    For any program to be successful it needs to work for the people targeted. If the Community Bus is not being utilized I would have to think that the hours just don’t work.

  2. I would favor keeping Monday’s as free for seniors. The other option of doing the special any day of the week would be hard to keep track of.

    Dennis

  3. I would favor the $1 per ride. Free rides means that eventually the costs must rise (for all). The $1 ride offsets the loss in revenue and I believe will increase ridership on Mondays. If successful then extend it to all days. Cy Mills

  4. Based on the fact that I see these monster buses racing around the downtown core all day long with no riders, I think that free transit to seniors at all times would make sense. I have a hard time believing that public transit in Burlington is profitable, so why not give the drivers something to do and pick up seniors. But on the other hand, even that might not entice more prospective passengers. You may need to heat every bus stop to encourage seniors to step outdoors and wait for a bus.

  5. I like the idea of the reduced fare for the community connection bus but, like Mississauga it should be $1. Statistically many seniors are single and isolated and may need to travel by bus to a social activity. Limiting them on a TWO for $2 if a senior has no one to travel with defeats the purpose of a senior getting out and using the bus.

    Another issue I would be concerned with is fare parity, as you do not have to be a senior to use the community connection bus. So, will all persons riding the community connections bus be offered to the reduced fare?

    My preference for the reduced fare is due to those seniors living with a low income do not necessarily have the energy to complete all their errands on one day of free transit. Reduced fare to $1 would allow them to spread out errands and appointments as needed for their energy and physical ability without overspending on transit costs.

    • You know something, in the UK when a person turns 65 they get ->***FREE***<- transportation on ALL modes of transportation except for the National Services!!! We took a trip with our relatives from Rainford to St Helens (Bus); from St Helens to Manchester (train); from the train stn to the waterfront (subway); Ferry cross the Mersey & then a reverse of all that, it was *****FREE***** for our UK relatives. The UK government recognizes the contributions its seniors have made! BUT OF COURSE it wouldn't work on this side of the pond, its stick it to everybody & gouge them for every penny you can get irregardless of age. So Burlington you can take your proposal of a possible WHOPPING ONE DAY FREE or is it ride for a A TOONIE and FORGET IT, give us seniors FREE transportation period or forget it!!! Mind you your quick in raising our taxes to pay for your Performing Arts Centre & Pier to Nowhere eh?!?!?

    • I think a reduced senior fare is the best option if the goal is to make transit affordable/accessible for seniors. In Toronto the fare for seniors is $2 anytime. The $1 fare in off peak hours also makes sense and still provides some flexibility.
      Limiting it to one day of the week is too restrictive.
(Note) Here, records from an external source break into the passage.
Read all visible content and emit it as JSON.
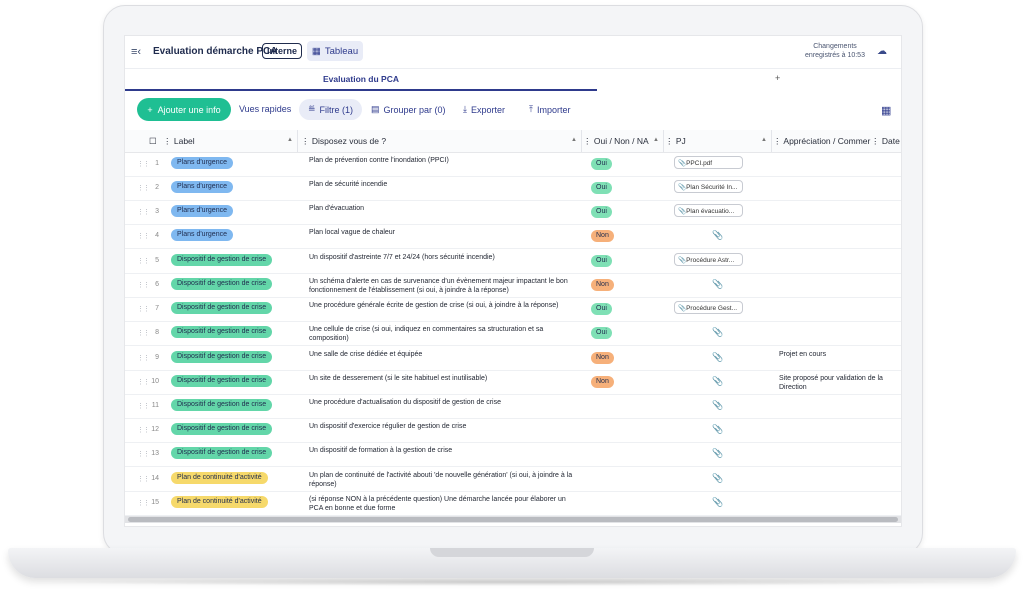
{
  "header": {
    "doc_title": "Evaluation démarche PCA",
    "badge": "Interne",
    "view_tab": "Tableau",
    "save_status_line1": "Changements",
    "save_status_line2": "enregistrés à 10:53"
  },
  "tabs": {
    "active": "Evaluation du PCA",
    "add": "+"
  },
  "toolbar": {
    "add_label": "Ajouter une info",
    "quick_views": "Vues rapides",
    "filter": "Filtre (1)",
    "group_by": "Grouper par (0)",
    "export": "Exporter",
    "import": "Importer"
  },
  "columns": {
    "label": "Label",
    "question": "Disposez vous de ?",
    "answer": "Oui / Non / NA",
    "pj": "PJ",
    "comment": "Appréciation / Commer",
    "date": "Date"
  },
  "colors": {
    "accent": "#2e3a8c",
    "add_button": "#1fbf93",
    "chip_blue": "#7fb8f0",
    "chip_green": "#63d6a9",
    "chip_yellow": "#f6d96b",
    "oui": "#7fe0b5",
    "non": "#f6b07a"
  },
  "rows": [
    {
      "num": "1",
      "label": "Plans d'urgence",
      "label_color": "blue",
      "question": "Plan de prévention contre l'inondation (PPCI)",
      "answer": "Oui",
      "pj": "PPCI.pdf",
      "comment": ""
    },
    {
      "num": "2",
      "label": "Plans d'urgence",
      "label_color": "blue",
      "question": "Plan de sécurité incendie",
      "answer": "Oui",
      "pj": "Plan Sécurité In...",
      "comment": ""
    },
    {
      "num": "3",
      "label": "Plans d'urgence",
      "label_color": "blue",
      "question": "Plan d'évacuation",
      "answer": "Oui",
      "pj": "Plan évacuatio...",
      "comment": ""
    },
    {
      "num": "4",
      "label": "Plans d'urgence",
      "label_color": "blue",
      "question": "Plan local vague de chaleur",
      "answer": "Non",
      "pj": "",
      "comment": ""
    },
    {
      "num": "5",
      "label": "Dispositif de gestion de crise",
      "label_color": "green",
      "question": "Un dispositif d'astreinte 7/7 et 24/24 (hors sécurité incendie)",
      "answer": "Oui",
      "pj": "Procédure Astr...",
      "comment": ""
    },
    {
      "num": "6",
      "label": "Dispositif de gestion de crise",
      "label_color": "green",
      "question": "Un schéma d'alerte en cas de survenance d'un évènement majeur impactant le bon fonctionnement de l'établissement (si oui, à joindre à la réponse)",
      "answer": "Non",
      "pj": "",
      "comment": ""
    },
    {
      "num": "7",
      "label": "Dispositif de gestion de crise",
      "label_color": "green",
      "question": "Une procédure générale écrite de gestion de crise (si oui, à joindre à la réponse)",
      "answer": "Oui",
      "pj": "Procédure Gest...",
      "comment": ""
    },
    {
      "num": "8",
      "label": "Dispositif de gestion de crise",
      "label_color": "green",
      "question": "Une cellule de crise (si oui, indiquez en commentaires sa structuration et sa composition)",
      "answer": "Oui",
      "pj": "",
      "comment": ""
    },
    {
      "num": "9",
      "label": "Dispositif de gestion de crise",
      "label_color": "green",
      "question": "Une salle de crise dédiée et équipée",
      "answer": "Non",
      "pj": "",
      "comment": "Projet en cours"
    },
    {
      "num": "10",
      "label": "Dispositif de gestion de crise",
      "label_color": "green",
      "question": "Un site de desserement (si le site habituel est inutilisable)",
      "answer": "Non",
      "pj": "",
      "comment": "Site proposé pour validation de la Direction"
    },
    {
      "num": "11",
      "label": "Dispositif de gestion de crise",
      "label_color": "green",
      "question": "Une procédure d'actualisation du dispositif de gestion de crise",
      "answer": "",
      "pj": "",
      "comment": ""
    },
    {
      "num": "12",
      "label": "Dispositif de gestion de crise",
      "label_color": "green",
      "question": "Un dispositif d'exercice régulier de gestion de crise",
      "answer": "",
      "pj": "",
      "comment": ""
    },
    {
      "num": "13",
      "label": "Dispositif de gestion de crise",
      "label_color": "green",
      "question": "Un dispositif de formation à la gestion de crise",
      "answer": "",
      "pj": "",
      "comment": ""
    },
    {
      "num": "14",
      "label": "Plan de continuité d'activité",
      "label_color": "yellow",
      "question": "Un plan de continuité de l'activité abouti 'de nouvelle génération' (si oui, à joindre à la réponse)",
      "answer": "",
      "pj": "",
      "comment": ""
    },
    {
      "num": "15",
      "label": "Plan de continuité d'activité",
      "label_color": "yellow",
      "question": "(si réponse NON à la précédente question) Une démarche lancée pour élaborer un PCA en bonne et due forme",
      "answer": "",
      "pj": "",
      "comment": ""
    }
  ]
}
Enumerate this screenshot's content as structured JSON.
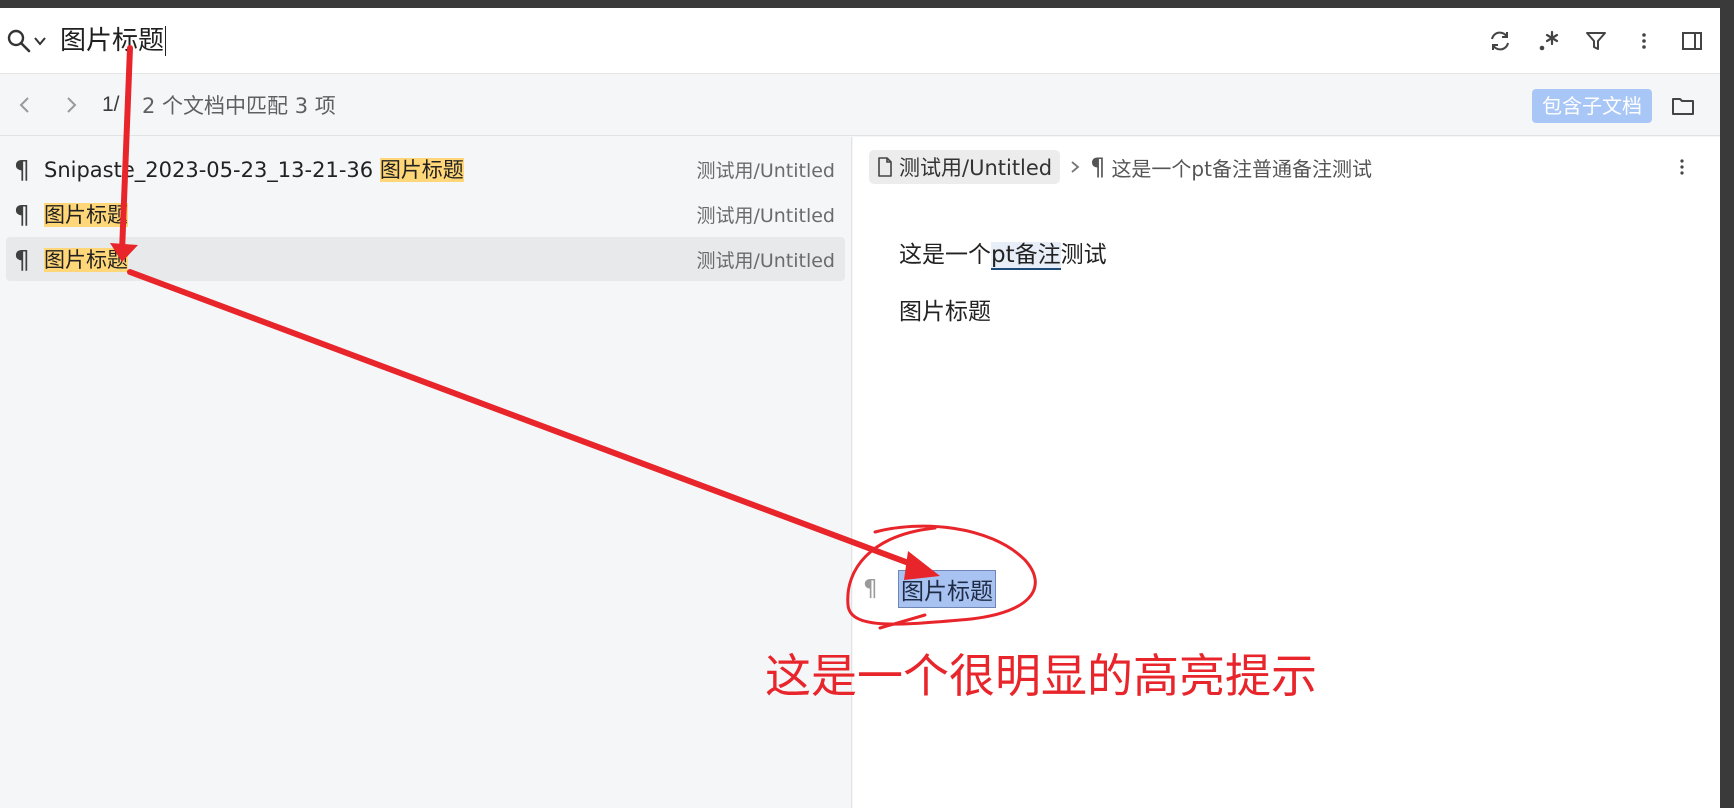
{
  "search": {
    "query": "图片标题"
  },
  "toolbar": {
    "page_count": "1/",
    "match_summary": "2 个文档中匹配 3 项",
    "include_children_label": "包含子文档"
  },
  "results": [
    {
      "before": "Snipaste_2023-05-23_13-21-36 ",
      "match": "图片标题",
      "path": "测试用/Untitled"
    },
    {
      "before": "",
      "match": "图片标题",
      "path": "测试用/Untitled"
    },
    {
      "before": "",
      "match": "图片标题",
      "path": "测试用/Untitled"
    }
  ],
  "preview": {
    "breadcrumb_doc": "测试用/Untitled",
    "breadcrumb_block": "这是一个pt备注普通备注测试",
    "para1_before": "这是一个",
    "para1_annot": "pt备注",
    "para1_after": "测试",
    "para2": "图片标题",
    "focus_block": "图片标题"
  },
  "overlay": {
    "caption": "这是一个很明显的高亮提示",
    "color": "#e8252b"
  },
  "colors": {
    "match_highlight": "#ffd778",
    "focus_highlight": "#a8c3f2",
    "include_button": "#a9c7f6"
  }
}
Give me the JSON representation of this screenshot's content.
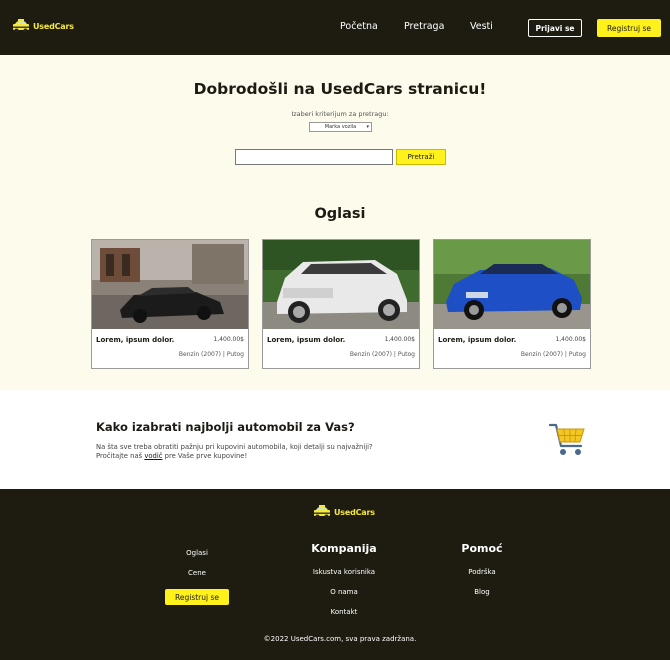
{
  "brand": {
    "name": "UsedCars"
  },
  "header": {
    "nav": [
      "Početna",
      "Pretraga",
      "Vesti"
    ],
    "login_label": "Prijavi se",
    "register_label": "Registruj se"
  },
  "hero": {
    "title": "Dobrodošli na UsedCars stranicu!",
    "criteria_label": "Izaberi kriterijum za pretragu:",
    "criteria_selected": "Marka vozila",
    "search_value": "",
    "search_button": "Pretraži"
  },
  "ads": {
    "title": "Oglasi",
    "cards": [
      {
        "name": "Lorem, ipsum dolor.",
        "price": "1,400.00$",
        "meta": "Benzin (2007) | Putog",
        "car_color": "#1b1b1b"
      },
      {
        "name": "Lorem, ipsum dolor.",
        "price": "1,400.00$",
        "meta": "Benzin (2007) | Putog",
        "car_color": "#e9e9e9"
      },
      {
        "name": "Lorem, ipsum dolor.",
        "price": "1,400.00$",
        "meta": "Benzin (2007) | Putog",
        "car_color": "#1f4fc4"
      }
    ]
  },
  "guide": {
    "title": "Kako izabrati najbolji automobil za Vas?",
    "line1": "Na šta sve treba obratiti pažnju pri kupovini automobila, koji detalji su najvažniji?",
    "line2_prefix": "Pročitajte naš",
    "line2_link": "vodič",
    "line2_suffix": "pre Vaše prve kupovine!"
  },
  "footer": {
    "col1": [
      "Oglasi",
      "Cene"
    ],
    "register_label": "Registruj se",
    "company_heading": "Kompanija",
    "company_links": [
      "Iskustva korisnika",
      "O nama",
      "Kontakt"
    ],
    "help_heading": "Pomoć",
    "help_links": [
      "Podrška",
      "Blog"
    ],
    "copyright": "©2022 UsedCars.com, sva prava zadržana."
  },
  "colors": {
    "dark": "#1e1c11",
    "accent": "#fff21c",
    "cream": "#fdfbeb"
  }
}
A low income senior may need to have appointments etc. on other days.
      I strongly disagree with the barrier of having to travel with another person in order to get affordable transit.

What's your take?